*Instructions to follow*:
Among the entries below, count the lines that contain the word "label". Respond with the count only.

[Opening Working data section]

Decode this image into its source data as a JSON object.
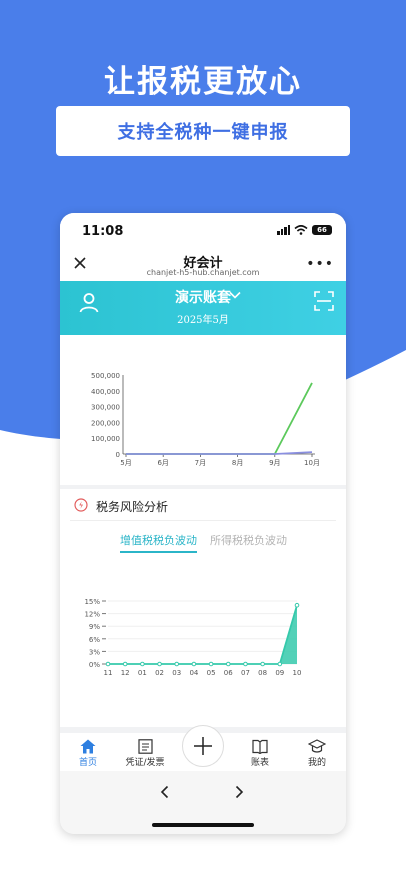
{
  "promo": {
    "headline": "让报税更放心",
    "subtitle": "支持全税种一键申报",
    "colors": {
      "background_blue": "#4a7eea",
      "accent_teal": "#2bb5c8",
      "nav_active": "#2e7fe0"
    }
  },
  "status_bar": {
    "time": "11:08",
    "battery": "66"
  },
  "navbar": {
    "title": "好会计",
    "url": "chanjet-h5-hub.chanjet.com",
    "close_icon": "close-icon",
    "more_icon": "more-icon"
  },
  "hero": {
    "company": "演示账套",
    "period": "2025年5月",
    "left_icon": "user-icon",
    "right_icon": "scan-icon"
  },
  "risk_section": {
    "title": "税务风险分析",
    "tabs": [
      {
        "label": "增值税税负波动",
        "active": true
      },
      {
        "label": "所得税税负波动",
        "active": false
      }
    ]
  },
  "chart_data": [
    {
      "type": "line",
      "categories": [
        "5月",
        "6月",
        "7月",
        "8月",
        "9月",
        "10月"
      ],
      "ylim": [
        0,
        500000
      ],
      "yticks": [
        "0",
        "100,000",
        "200,000",
        "300,000",
        "400,000",
        "500,000"
      ],
      "series": [
        {
          "color": "#5cc95c",
          "values": [
            0,
            0,
            0,
            0,
            0,
            450000
          ]
        },
        {
          "color": "#8a8fe0",
          "values": [
            0,
            0,
            0,
            0,
            0,
            12000
          ]
        }
      ]
    },
    {
      "type": "area",
      "categories": [
        "11",
        "12",
        "01",
        "02",
        "03",
        "04",
        "05",
        "06",
        "07",
        "08",
        "09",
        "10"
      ],
      "ylim": [
        0,
        15
      ],
      "yticks": [
        "0%",
        "3%",
        "6%",
        "9%",
        "12%",
        "15%"
      ],
      "series": [
        {
          "color": "#35c9ab",
          "values": [
            0,
            0,
            0,
            0,
            0,
            0,
            0,
            0,
            0,
            0,
            0,
            14
          ]
        }
      ]
    }
  ],
  "tabbar": {
    "items": [
      {
        "label": "首页",
        "icon": "home-icon",
        "active": true
      },
      {
        "label": "凭证/发票",
        "icon": "document-icon",
        "active": false
      },
      {
        "label": "",
        "icon": "plus-icon",
        "active": false
      },
      {
        "label": "账表",
        "icon": "book-icon",
        "active": false
      },
      {
        "label": "我的",
        "icon": "graduation-cap-icon",
        "active": false
      }
    ]
  },
  "browser_nav": {
    "back_icon": "chevron-left-icon",
    "forward_icon": "chevron-right-icon"
  }
}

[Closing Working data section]

*Answer for the task*:
7